So...with a fist full of cash & an empty bike shed, it was time to find a new fleet to reflect the riding I am doing  today  & likely to pursue in the future. One thing that became apparent, was big wheels are my mountain bike future. I tend to do long rides, so a machine that is comfortable, rolled really well & a great all rounder, with an emphasis on XC was paramount.
After the usual days of research on the internet, I finally bought on of these as my trail bike....

Nice isn't it? I managed to find a really good deal on the 2011 X9 model online. First impressions are really good, but so far I haven't been too far on it, as I am recovering from man flu...
This bike just feels right as soon as you get on it. Nice roomy fit & feels a lot like the fatty in the comfort stakes. As soon as I get some trail miles on the bike, I will post a proper review

So that's trail riding & beach riding covered, what about the road? Cue build No.2........

Not quite your usual touring spec bike, but built just the way I like it! This thing is like a tank, but man, it feels so solid when out on the road & the weight is not an issue at all. It is running a 48/36/26 crank  & 11-34 cassette, so it can tackle any hill in it's path. I built it slightly "meaty" so that it can cope with light offroad too, XT mechs, flat pedals , flat bars & 38c Scwalbe Marathon Plus tyres giving a bit more cushioning than the regular road rubber.
Only been on a test run so far, but again, I will post up once the bike has done some real distance, but I can say this bike feels really good to ride & I am really looking forward to heading out on some spring all day trips with this bike.

Finally, the last of our American all star line up... 

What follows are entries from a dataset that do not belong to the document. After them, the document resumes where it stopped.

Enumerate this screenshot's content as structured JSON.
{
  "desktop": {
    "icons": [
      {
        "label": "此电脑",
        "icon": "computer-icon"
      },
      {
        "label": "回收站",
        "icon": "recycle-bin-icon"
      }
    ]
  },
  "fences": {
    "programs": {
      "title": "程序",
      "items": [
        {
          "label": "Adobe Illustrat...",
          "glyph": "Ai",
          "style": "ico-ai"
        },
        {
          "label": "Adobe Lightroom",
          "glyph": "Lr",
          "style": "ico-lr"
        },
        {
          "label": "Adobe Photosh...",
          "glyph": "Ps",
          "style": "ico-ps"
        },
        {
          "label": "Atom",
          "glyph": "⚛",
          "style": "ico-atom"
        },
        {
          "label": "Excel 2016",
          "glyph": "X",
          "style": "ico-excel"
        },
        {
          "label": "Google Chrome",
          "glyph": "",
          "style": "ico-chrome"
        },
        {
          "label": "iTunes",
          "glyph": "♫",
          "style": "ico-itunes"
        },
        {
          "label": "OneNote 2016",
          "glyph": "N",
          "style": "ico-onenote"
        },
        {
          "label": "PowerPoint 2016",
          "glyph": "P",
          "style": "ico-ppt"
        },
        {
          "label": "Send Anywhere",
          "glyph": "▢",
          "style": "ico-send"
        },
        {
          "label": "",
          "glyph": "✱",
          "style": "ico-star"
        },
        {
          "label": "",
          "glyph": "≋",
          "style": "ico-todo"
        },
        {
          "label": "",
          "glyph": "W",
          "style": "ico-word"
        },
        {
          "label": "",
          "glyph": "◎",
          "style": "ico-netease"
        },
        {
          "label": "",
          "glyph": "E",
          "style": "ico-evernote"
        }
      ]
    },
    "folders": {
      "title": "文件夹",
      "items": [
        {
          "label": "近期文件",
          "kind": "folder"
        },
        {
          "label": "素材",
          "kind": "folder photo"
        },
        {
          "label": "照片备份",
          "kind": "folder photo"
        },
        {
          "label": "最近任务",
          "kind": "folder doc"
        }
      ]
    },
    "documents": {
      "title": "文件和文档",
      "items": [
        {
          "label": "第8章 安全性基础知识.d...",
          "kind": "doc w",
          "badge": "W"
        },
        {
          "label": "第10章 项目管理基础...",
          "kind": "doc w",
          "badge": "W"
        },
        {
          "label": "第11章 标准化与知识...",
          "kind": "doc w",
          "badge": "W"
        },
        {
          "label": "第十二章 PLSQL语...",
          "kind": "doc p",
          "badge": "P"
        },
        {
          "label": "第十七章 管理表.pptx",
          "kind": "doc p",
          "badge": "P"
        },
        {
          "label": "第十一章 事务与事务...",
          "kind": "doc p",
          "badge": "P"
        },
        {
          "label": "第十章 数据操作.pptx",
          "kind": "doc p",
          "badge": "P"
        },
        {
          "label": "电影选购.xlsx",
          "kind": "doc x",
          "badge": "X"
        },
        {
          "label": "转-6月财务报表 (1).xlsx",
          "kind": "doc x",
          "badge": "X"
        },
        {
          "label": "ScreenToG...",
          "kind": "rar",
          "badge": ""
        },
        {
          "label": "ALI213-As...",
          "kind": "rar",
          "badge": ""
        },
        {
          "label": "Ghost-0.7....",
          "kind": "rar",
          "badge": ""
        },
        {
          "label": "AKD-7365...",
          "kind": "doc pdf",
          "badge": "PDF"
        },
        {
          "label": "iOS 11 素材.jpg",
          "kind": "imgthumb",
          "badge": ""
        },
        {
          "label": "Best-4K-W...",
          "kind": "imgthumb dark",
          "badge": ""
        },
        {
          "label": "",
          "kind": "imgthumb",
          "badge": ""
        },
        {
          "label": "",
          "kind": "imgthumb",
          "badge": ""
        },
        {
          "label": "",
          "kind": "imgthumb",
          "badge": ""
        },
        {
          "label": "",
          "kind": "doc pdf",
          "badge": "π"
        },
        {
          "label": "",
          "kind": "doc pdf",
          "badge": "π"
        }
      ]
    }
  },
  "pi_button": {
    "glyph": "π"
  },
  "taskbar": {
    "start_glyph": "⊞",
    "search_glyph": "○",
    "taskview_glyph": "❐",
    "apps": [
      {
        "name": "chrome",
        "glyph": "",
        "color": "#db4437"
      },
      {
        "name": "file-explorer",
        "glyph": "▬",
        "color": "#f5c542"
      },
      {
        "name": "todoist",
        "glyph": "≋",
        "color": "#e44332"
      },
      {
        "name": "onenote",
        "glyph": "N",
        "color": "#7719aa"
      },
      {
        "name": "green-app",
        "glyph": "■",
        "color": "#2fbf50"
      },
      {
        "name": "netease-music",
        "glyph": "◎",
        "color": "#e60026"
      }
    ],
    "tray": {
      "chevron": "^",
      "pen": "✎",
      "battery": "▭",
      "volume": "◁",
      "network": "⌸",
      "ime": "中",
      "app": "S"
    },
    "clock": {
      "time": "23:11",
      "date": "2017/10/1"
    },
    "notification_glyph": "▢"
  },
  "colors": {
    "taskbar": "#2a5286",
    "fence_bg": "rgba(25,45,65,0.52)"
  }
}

Old fateful will be staying as No.1 fatty. Yes, I lust a Moonlander, but after playing around with tyre pressures, I think I can cope with the "narrow" tyre footprint in the above photo. Well, most of the time ;o)

I think I am done with bikes for the moment, I have all my riding styles covered now

Coastal riding = 9:zero7
trail riding = Salsa El Mariachi
Road & touring = Surly Long Hault Trucker

I forgot...I Just need to build a cargo bike for the kids, but that is a story for another day!


  1. Nice one. I'm similarly review the "quiver" but finding it difficult trying not to invent too many niches/scenarios. I thought about an El Mariachi too, but not being sure about the 29er thing, decided on he Scandal. We'll see how that works out. If I become (more) convinced, I might even go down the Ti route again!

  2. Thats a good man think you have had!. Nice 29er!, and a LHT too! -:)
    I think the same about magazines ideas on what we should be riding, and reality riding where we all live.

    The Moonlander is amazing but the spec a bit of a dissapointment in some small areas for beachriding here in the UK. And it really is a bike that 99% of folk just do not need. 80mm rim fatties are probably ideal for what we do most of the time.
    Agree on the 29er idea, i have forks for my KM if i need them for Highland riding etc..

    Looks like your all sorted for summer!

  3. It is all about how many bikes do you actually need & will really use. The fatty is really adaptable with just using right tyres for the conditions.
    The 29er & tourer should fill all my other cycling needs nicely, wherever I find myself riding.

  4. I just liquidated my fleet to the extent that I have only my road bike to ride until my custom mtb frame is finished.. (going on 7 months now) I wish I had not been so excited to whittle things down to only what I need..Im thinking we all need a little beater bike ..just for such occasions..

  5. Enjoy the new 29er. Depending on your touring ambitions you can load the El Mar up with bikepacking bags and do some fun shorter dirt tours as well. When time is short I feel like a dirt tour packs more POW into 24-36-48hrs than a road tour does.

    I too lust for a Moonlander....not because I need one or have a use for one, but just because! That's okay...=-) My Pugsley is all the fat bike I need and if I was going to spend more $$ on a fatty it would be better spent on lighter wheels for my Pugs and a suspension fork [once a decent production fat fork is available] than a Moonlander.

    safe riding,